Artwork budget: $450,000

Project Team

Artist

Morgan Barnard

Artist

Doug Hollis

Artist

Anna Valentina Murch

Overview

As part of TriMet’s Public Art Program, artists Anna Valentina Murch and Douglas Hollis collaborated with digital artist Morgan Barnard to create a dynamic lighting experience on the bridge that changes in relation to the natural conditions of the Willamette River in Portland Oregon. The water temperature determines the overall color scheme while the speed of the river controls the pace at which the colors and light move across the bridge. The lighting is also directed at the two landside abutments, where parabolic sound dishes, also designed by Murch and Hollis, offer surprising moments of amplification.

Goals

The goals of this project were to create an iconic aesthetic lighting experience that is influenced by the conditions of the river below the Tilikum Crossing bridge and accentuate the iconic architecture of the bridge.
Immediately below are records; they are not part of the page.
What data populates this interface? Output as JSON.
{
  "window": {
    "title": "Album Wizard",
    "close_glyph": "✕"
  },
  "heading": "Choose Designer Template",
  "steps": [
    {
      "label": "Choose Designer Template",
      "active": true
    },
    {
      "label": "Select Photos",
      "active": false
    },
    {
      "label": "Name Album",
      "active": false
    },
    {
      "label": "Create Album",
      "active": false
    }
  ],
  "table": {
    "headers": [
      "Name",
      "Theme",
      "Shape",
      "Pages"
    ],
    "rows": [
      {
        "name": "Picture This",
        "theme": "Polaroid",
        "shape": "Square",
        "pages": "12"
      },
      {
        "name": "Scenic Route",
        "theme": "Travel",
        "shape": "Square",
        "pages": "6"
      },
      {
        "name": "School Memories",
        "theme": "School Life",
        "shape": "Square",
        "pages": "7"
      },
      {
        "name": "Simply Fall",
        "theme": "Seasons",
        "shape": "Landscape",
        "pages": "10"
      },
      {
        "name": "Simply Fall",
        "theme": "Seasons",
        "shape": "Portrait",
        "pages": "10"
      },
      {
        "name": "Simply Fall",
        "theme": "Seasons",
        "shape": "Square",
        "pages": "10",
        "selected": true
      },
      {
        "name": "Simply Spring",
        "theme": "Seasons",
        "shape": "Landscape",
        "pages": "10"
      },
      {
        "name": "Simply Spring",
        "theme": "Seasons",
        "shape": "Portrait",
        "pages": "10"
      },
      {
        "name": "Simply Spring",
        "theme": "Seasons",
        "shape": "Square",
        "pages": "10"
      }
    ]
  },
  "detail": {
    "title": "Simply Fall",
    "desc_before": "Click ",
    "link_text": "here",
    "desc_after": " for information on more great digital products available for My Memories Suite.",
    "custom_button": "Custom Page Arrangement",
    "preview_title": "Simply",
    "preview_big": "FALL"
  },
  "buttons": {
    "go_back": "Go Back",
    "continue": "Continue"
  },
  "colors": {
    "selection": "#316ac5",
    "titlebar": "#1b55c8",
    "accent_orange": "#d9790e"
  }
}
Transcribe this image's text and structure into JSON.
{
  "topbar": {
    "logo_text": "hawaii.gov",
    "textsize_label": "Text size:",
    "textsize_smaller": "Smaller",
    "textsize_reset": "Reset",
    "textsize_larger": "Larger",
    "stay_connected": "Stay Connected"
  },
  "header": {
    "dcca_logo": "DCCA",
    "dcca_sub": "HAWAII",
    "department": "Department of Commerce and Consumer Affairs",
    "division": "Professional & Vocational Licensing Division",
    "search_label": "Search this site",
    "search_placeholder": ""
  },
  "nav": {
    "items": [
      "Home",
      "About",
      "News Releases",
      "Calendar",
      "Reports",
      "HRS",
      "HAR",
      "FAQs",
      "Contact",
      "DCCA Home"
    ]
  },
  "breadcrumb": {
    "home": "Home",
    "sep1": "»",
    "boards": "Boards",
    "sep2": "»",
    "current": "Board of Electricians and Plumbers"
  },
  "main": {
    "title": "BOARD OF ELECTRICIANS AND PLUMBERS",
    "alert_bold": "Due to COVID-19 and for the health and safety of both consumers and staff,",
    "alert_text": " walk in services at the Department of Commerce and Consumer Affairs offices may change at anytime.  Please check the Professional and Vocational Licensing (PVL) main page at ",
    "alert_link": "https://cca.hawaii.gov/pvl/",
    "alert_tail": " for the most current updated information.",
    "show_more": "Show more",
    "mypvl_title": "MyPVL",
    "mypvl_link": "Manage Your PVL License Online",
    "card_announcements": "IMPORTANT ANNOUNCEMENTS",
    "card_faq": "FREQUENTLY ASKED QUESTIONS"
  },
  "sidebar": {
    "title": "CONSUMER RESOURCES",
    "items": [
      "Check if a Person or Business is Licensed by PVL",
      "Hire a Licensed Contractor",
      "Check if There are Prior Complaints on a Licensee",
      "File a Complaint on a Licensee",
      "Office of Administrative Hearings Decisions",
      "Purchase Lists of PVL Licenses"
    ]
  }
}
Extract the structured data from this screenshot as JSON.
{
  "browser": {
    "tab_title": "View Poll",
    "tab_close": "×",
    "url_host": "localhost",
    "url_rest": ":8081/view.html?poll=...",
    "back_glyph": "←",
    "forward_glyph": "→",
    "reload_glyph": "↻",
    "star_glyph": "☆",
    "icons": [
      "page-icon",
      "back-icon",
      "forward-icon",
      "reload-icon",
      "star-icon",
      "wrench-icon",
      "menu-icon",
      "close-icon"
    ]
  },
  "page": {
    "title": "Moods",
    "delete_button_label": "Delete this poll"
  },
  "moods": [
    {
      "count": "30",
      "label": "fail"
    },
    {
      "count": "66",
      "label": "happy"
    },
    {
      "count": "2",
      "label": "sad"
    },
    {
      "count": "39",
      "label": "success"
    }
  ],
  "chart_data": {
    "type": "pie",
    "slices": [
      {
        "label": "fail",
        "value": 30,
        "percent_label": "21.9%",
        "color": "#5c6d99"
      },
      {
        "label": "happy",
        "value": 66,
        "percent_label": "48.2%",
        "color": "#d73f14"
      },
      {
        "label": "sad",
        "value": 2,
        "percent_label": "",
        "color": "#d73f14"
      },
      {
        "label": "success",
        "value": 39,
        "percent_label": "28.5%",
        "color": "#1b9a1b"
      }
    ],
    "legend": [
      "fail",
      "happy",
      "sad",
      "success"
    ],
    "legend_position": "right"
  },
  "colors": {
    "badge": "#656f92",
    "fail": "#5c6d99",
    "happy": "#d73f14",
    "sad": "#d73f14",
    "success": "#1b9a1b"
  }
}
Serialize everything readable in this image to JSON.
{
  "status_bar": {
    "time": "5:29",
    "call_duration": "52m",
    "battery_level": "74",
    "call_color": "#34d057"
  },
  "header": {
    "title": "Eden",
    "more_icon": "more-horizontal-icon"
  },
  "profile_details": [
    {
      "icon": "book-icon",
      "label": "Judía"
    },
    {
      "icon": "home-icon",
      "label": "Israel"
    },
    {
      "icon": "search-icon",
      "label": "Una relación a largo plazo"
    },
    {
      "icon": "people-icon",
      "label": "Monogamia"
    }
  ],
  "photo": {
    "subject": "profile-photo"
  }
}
The poetic relationship between the river and bridge display larger seasonal changes as well smaller scale changes in weather and tidal flow. Connecting the river data to the aesthetic lighting was an integral aspect of the original concept.

Process

As a digital artist on the Tilikum Light project, I worked with Anna Valentia-Murch and Doug Hollis to translate the original concept into a completed light art project. We worked together to decide which data points from the river monitoring were to be used. We also developed rules for how the data is mapped to a live animation that drives the lights. Historical data sets were studied to see how the various data points change over time. Early digital prototypes and animation tests were developed to begin designing the kinds of movement of light we could achieve. Later in the project, Morgan Barnard and Doug Hollis worked on site to translate the prototypes into a final dynamic lighting design that fulfilled Anna Valentina-Murch's vision.